8. Someone has to be different. If you’re a majority, we need you to model the way in humility and understanding and contrition and repentance. Grieve. If you’re a minority, your challenge is something like what you’re needing from white believers. Be different. It is rare to hear a God-centered response in times like these. When the heat is on, Christians are so tempted to play the predictably tune of the rest of the world. Taking their cues and becoming echoes of whatever talking head they just heard. Stop being an echo when you were made to have a voice. I just hung up the phone with Civil Rights activist John Perkins. This is the man whose brother was killed by white policemen. This is the man who was imprisoned and beaten to the point of death because of the color of his skin. This is a man who bears in his body the marks of racial injustice. Yet he constantly warns me: Feel the pain. Be angry. But bring it to Jesus, and let Him make it redemptive. If your eyes move away from Jesus, you won’t see straight. You never beat hate with hate, you beat it looking at the One who took it with whips and thorns and beatings.

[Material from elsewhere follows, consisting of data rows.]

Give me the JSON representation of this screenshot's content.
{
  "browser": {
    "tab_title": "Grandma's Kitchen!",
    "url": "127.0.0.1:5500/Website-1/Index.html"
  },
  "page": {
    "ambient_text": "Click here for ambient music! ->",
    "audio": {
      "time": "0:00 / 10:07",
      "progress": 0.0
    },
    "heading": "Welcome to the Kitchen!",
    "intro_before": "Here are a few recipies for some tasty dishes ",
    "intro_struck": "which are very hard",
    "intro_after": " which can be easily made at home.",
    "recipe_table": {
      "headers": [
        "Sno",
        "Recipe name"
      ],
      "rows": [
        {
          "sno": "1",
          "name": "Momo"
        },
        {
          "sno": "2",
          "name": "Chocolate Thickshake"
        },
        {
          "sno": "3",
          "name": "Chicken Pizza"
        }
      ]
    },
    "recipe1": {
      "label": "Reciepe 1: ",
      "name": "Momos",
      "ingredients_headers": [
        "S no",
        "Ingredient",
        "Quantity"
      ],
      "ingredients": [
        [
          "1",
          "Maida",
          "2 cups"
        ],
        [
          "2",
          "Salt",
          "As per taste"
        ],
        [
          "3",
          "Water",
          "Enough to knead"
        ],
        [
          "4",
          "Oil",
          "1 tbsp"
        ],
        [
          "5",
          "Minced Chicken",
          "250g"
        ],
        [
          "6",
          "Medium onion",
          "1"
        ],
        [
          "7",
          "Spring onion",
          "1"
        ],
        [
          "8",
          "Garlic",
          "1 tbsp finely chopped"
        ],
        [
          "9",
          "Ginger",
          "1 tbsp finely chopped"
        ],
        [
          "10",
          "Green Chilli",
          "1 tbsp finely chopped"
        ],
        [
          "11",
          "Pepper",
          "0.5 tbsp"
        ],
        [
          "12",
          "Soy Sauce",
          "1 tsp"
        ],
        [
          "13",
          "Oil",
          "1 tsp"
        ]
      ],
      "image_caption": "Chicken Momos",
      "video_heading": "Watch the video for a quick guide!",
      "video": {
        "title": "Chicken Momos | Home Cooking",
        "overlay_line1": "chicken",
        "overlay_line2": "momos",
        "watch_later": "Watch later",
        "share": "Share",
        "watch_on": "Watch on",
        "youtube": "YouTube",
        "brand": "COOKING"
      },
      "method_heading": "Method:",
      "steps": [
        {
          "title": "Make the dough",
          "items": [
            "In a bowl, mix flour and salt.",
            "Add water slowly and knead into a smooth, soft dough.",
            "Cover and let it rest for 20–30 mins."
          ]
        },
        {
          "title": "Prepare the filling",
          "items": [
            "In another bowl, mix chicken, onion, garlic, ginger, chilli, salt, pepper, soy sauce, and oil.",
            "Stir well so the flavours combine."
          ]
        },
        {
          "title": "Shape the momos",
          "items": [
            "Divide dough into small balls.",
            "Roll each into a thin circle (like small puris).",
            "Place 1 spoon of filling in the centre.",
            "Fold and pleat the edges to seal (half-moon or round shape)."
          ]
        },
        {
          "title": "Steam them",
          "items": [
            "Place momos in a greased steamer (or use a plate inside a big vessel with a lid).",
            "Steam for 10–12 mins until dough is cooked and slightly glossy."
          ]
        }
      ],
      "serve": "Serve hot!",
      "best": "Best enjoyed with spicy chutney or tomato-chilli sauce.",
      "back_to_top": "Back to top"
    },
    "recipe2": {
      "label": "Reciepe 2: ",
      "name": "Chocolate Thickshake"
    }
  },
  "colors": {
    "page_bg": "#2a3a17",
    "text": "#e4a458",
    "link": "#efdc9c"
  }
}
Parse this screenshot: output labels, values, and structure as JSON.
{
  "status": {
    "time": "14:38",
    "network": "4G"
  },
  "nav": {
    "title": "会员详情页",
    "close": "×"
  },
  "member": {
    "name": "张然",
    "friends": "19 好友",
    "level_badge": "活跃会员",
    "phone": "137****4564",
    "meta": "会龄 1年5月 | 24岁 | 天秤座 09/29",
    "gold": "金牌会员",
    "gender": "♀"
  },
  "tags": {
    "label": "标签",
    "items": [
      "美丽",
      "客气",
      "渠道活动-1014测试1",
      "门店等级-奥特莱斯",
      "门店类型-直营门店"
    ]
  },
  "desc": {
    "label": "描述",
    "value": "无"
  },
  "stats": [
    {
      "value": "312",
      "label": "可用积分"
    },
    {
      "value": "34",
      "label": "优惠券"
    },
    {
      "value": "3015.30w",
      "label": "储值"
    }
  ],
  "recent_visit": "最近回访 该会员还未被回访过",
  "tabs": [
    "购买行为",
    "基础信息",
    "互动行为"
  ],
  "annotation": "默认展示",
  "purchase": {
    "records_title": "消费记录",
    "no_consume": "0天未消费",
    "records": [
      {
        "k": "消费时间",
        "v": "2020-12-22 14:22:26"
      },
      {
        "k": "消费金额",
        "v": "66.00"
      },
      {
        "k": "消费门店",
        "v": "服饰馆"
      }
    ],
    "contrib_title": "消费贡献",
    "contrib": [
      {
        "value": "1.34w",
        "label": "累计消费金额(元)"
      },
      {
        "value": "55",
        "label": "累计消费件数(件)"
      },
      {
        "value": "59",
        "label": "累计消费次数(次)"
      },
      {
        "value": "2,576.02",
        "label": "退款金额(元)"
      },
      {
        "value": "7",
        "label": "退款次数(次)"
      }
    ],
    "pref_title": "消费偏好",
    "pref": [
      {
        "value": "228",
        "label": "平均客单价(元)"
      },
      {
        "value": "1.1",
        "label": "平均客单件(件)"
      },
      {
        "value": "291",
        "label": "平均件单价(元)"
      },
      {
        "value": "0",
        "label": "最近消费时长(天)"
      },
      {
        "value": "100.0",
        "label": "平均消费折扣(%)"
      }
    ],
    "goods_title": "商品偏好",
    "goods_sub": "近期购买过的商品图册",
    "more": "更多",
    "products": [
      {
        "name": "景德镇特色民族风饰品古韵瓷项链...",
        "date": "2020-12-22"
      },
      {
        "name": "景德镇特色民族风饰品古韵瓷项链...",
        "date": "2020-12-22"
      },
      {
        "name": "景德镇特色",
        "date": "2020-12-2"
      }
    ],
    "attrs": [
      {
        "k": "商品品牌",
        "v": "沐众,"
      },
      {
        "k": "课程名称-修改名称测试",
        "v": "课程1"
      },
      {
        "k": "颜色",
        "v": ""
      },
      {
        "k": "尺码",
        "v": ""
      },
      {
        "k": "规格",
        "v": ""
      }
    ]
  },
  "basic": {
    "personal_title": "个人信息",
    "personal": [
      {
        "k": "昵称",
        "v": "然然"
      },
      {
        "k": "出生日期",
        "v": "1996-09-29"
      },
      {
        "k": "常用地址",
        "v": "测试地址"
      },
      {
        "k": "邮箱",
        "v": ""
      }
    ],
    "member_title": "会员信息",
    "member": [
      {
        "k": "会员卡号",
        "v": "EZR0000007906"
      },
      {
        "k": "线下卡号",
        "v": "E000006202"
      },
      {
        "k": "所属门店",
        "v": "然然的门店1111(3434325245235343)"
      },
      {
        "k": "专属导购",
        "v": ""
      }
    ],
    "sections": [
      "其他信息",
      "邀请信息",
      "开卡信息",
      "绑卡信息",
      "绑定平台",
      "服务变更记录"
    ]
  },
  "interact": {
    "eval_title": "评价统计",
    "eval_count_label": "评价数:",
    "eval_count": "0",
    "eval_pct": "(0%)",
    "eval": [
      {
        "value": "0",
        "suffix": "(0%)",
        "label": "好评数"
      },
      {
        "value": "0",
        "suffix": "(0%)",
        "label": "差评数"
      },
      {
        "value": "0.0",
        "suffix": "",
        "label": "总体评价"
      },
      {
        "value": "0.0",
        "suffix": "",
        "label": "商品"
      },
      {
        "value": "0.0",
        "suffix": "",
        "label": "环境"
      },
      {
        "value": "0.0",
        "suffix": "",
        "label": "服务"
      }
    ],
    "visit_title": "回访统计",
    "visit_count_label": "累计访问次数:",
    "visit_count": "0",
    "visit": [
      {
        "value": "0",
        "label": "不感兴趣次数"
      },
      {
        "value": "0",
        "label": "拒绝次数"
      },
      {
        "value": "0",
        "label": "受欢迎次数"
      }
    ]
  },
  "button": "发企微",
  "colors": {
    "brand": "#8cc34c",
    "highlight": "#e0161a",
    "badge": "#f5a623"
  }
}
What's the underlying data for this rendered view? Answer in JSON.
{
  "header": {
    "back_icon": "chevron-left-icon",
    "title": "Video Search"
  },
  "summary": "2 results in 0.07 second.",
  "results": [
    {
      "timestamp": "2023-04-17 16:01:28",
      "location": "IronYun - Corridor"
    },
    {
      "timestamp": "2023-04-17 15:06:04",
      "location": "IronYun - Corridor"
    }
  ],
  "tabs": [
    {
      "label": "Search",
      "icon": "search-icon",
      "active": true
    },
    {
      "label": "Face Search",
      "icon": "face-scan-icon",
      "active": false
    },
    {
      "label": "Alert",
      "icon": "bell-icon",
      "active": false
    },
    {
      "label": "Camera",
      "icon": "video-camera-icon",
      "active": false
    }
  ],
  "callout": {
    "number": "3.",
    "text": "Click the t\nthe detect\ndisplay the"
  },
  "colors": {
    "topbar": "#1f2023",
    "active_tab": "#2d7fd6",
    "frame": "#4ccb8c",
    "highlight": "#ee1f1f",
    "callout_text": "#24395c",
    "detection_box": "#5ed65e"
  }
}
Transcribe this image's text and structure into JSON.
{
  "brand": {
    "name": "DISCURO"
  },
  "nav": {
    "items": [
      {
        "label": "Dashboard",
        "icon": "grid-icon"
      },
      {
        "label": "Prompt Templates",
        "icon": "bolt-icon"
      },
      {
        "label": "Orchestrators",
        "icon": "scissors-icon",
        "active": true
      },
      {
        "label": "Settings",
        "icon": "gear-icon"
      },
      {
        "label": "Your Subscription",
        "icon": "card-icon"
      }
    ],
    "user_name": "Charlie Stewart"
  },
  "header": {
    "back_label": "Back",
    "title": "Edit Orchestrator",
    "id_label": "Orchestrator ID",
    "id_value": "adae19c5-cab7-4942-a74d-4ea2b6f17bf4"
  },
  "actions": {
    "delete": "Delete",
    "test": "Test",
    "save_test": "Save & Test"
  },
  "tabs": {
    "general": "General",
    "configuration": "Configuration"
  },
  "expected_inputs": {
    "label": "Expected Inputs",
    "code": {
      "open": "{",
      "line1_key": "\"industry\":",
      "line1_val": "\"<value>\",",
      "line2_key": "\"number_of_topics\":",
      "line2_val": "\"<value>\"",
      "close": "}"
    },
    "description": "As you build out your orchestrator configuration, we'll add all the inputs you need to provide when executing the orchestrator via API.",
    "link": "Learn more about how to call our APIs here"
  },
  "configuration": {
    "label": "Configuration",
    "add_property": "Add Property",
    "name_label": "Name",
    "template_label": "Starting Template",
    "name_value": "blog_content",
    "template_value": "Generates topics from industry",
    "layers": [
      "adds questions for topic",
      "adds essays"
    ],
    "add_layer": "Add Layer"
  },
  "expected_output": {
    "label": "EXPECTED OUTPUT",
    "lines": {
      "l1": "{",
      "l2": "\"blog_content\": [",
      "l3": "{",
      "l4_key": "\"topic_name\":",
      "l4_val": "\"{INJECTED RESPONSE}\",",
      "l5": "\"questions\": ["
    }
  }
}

9. If you are reading this as part of our faith family, I charge us afresh to embrace our call to offer this world the Gospel alternative. It’s a day to pray and fast and weep. To have hard feet and soft hearts. To open our mouths and spend our lives. To be a community with too much brown to be called a white church, and too much hispanic to be called a black church – a body that models the diversity and reconciliation and redemption and healing and power and grace and justice and mercy of God’s kingdom. I was supposed to be on preaching sabbatical for one more week, but I’ll be coming back early to address these painful realities from the heart of the kingdom of God. Please pray for us.

10. The people with the most hope lead. So let’s go lead, because we have hope. Not because of where we are, but because of where He is: sitting on a throne of justice